Correction secured to BBC Persian article about Elie Wiesel

At the beginning of July we noted here that a BBC Persian article concerning the death of Elie Wiesel included an inaccurate claim.

“The final paragraph of that article tells readers that in 2014, during the conflict between Israel and Hamas, Elie Wiesel accused Israel of committing genocide in the Gaza Strip. 185 more words




“Elie Wiesel was born in 1928 in Sighet, Transylvania, which is now part of Romania. He was fifteen years old when he and his family were deported by the Nazis to Auschwitz. 458 more words


RIP Elie Wiesel 1928-2016

“We must always take sides. Neutrality helps the oppressor, never the victim. Silence encourages the tormentor, never the tormented.” (Night)

According to the Nobel Prize committee, who awarded him the Peace Prize in 1986, Elie Wiesel was “The Messenger to Mankind.” His experiences as a Holocaust survivor meant he had the worst messages imaginable about his species, but he delivered them with grace, and he lived an exemplary life as an activist, writer and intellectual. 274 more words

Elie Wiesel

Reflections on Elie Wiesel and the Legacy of Holocaust Survivors

Ron Berger —

Last month Elie Wiesel passed away at the age of 87 years. The death of the author of Night, one of the most widely read memoirs of the Holocaust, as well as more than 40 other books, may at one time be viewed symbolically as marking the passing of a generation of Holocaust survivors. 3,310 more words

Culture And Society

What I learned from Professor Elie Wiesel

A month ago Elie Wiesel died: Holocaust survivor, activist, writer, storyteller, teacher, Nobel Peace Prize winner, and my former professor.

When I read the headline, my stomach dropped. 714 more words

Monday Book Club (On Tues)

This week we are talking about Dawn by Elie Wiesel. A few weeks ago I read Night and LOVED it. I have to say, I did not feel the same passion with this book as I did Night. 285 more words


Remembrance as Resistance

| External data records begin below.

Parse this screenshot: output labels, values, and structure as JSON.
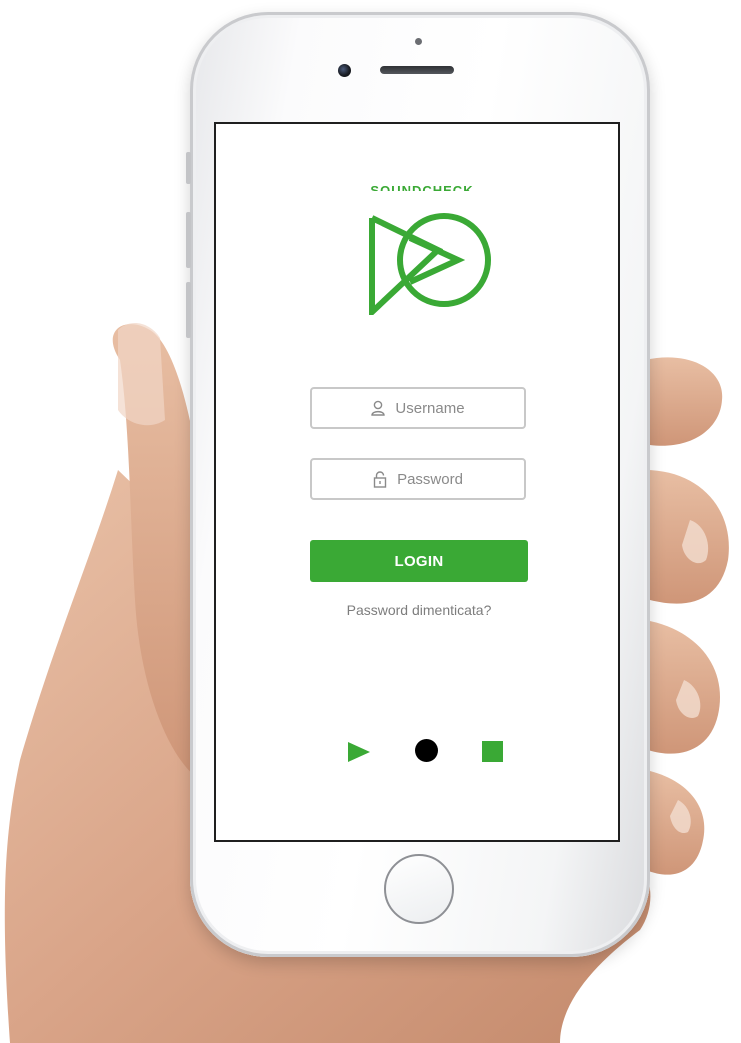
{
  "app": {
    "logo_text": "SOUNDCHECK",
    "brand_color": "#3aa935",
    "logo_icon": "play-circle-logo-icon"
  },
  "login_form": {
    "username_placeholder": "Username",
    "username_icon": "user-icon",
    "password_placeholder": "Password",
    "password_icon": "lock-icon",
    "login_label": "LOGIN",
    "forgot_label": "Password dimenticata?"
  },
  "controls": {
    "play_icon": "play-icon",
    "record_icon": "record-icon",
    "stop_icon": "stop-icon"
  }
}
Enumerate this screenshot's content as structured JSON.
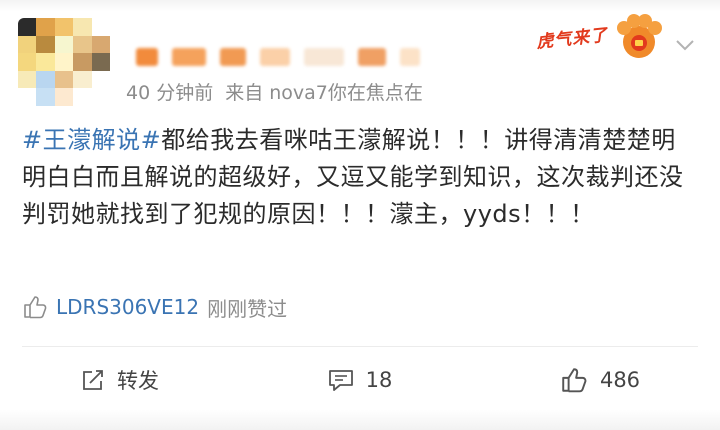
{
  "user": {
    "meta_time": "40 分钟前",
    "meta_source": "来自 nova7你在焦点在"
  },
  "badge": {
    "text": "虎气来了",
    "icon": "paw-badge-icon"
  },
  "post": {
    "hashtag": "#王濛解说#",
    "body": "都给我去看咪咕王濛解说！！！讲得清清楚楚明明白白而且解说的超级好，又逗又能学到知识，这次裁判还没判罚她就找到了犯规的原因！！！濛主，yyds！！！"
  },
  "likes": {
    "user": "LDRS306VE12",
    "text": "刚刚赞过"
  },
  "actions": {
    "repost_label": "转发",
    "comment_count": "18",
    "like_count": "486"
  },
  "colors": {
    "link": "#3a74b3",
    "meta": "#8c8c8c",
    "badge_red": "#e23a1d"
  }
}
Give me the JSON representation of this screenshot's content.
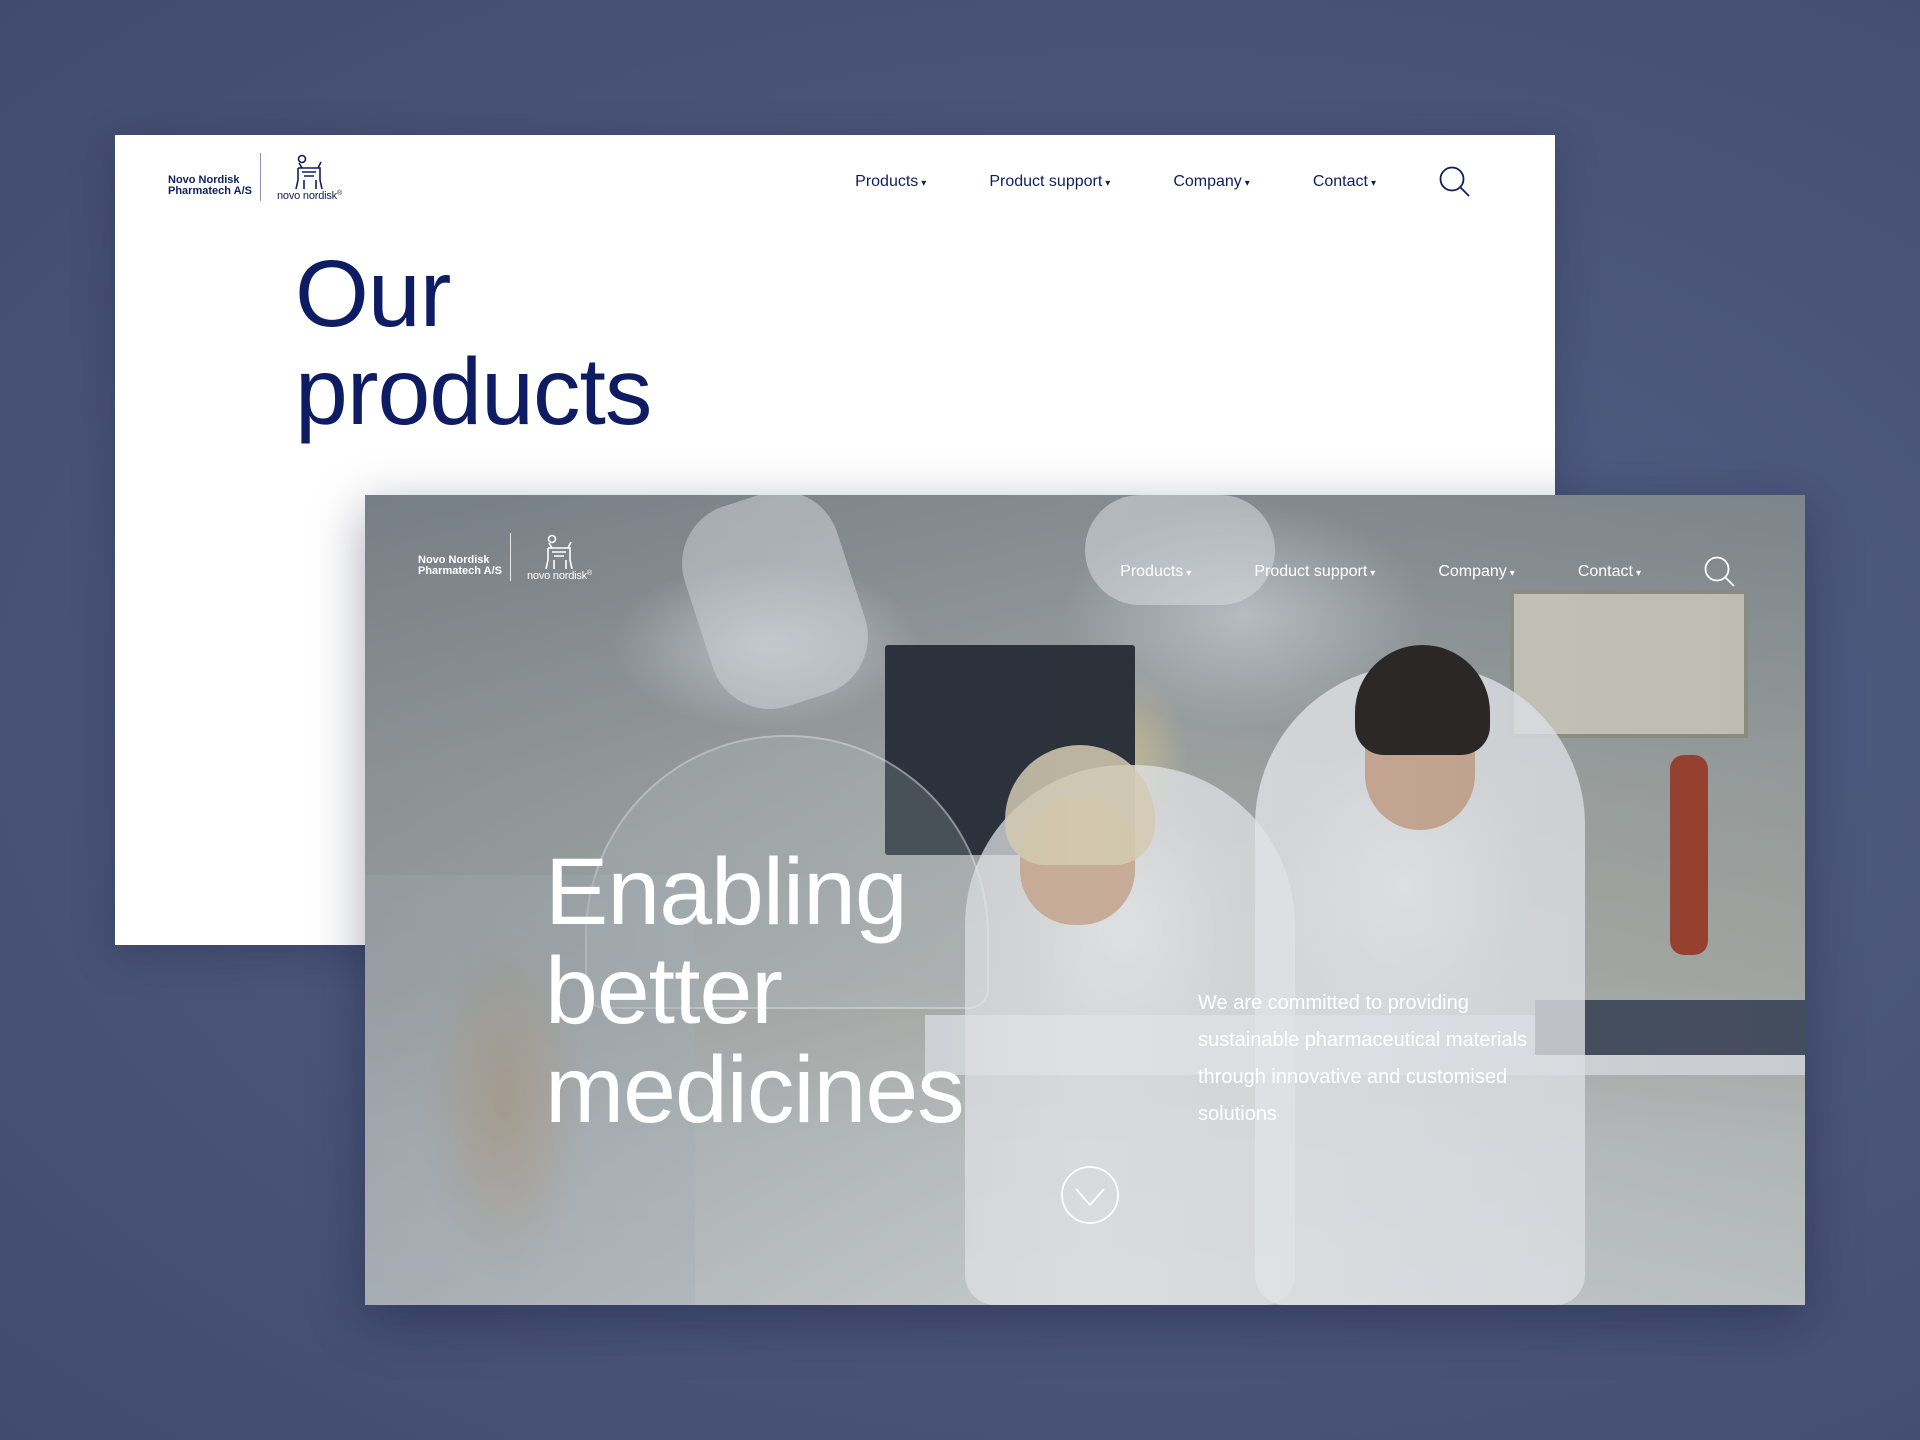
{
  "brand": {
    "company_line1": "Novo Nordisk",
    "company_line2": "Pharmatech A/S",
    "wordmark": "novo nordisk",
    "registered": "®"
  },
  "nav": {
    "items": [
      "Products",
      "Product support",
      "Company",
      "Contact"
    ],
    "caret": "▾",
    "search_icon": "search-icon"
  },
  "products_page": {
    "title_line1": "Our",
    "title_line2": "products"
  },
  "home_page": {
    "hero_line1": "Enabling",
    "hero_line2": "better",
    "hero_line3": "medicines",
    "tagline": "We are committed to providing sustainable pharmaceutical materials through innovative and customised solutions",
    "scroll_icon": "chevron-down-circle-icon"
  },
  "colors": {
    "background": "#4a5579",
    "navy": "#0e1c63",
    "white": "#ffffff"
  }
}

“Jews felt that to forget constituted a crime against memory as well as against justice:  whoever forgets becomes the executioner’s accomplice.  The executioner kills twice, the second time when he tries to erase the traces of his crimes, the evidence of his cruelty.”

–Elie Wiesel, The Oath

Jewish Tradition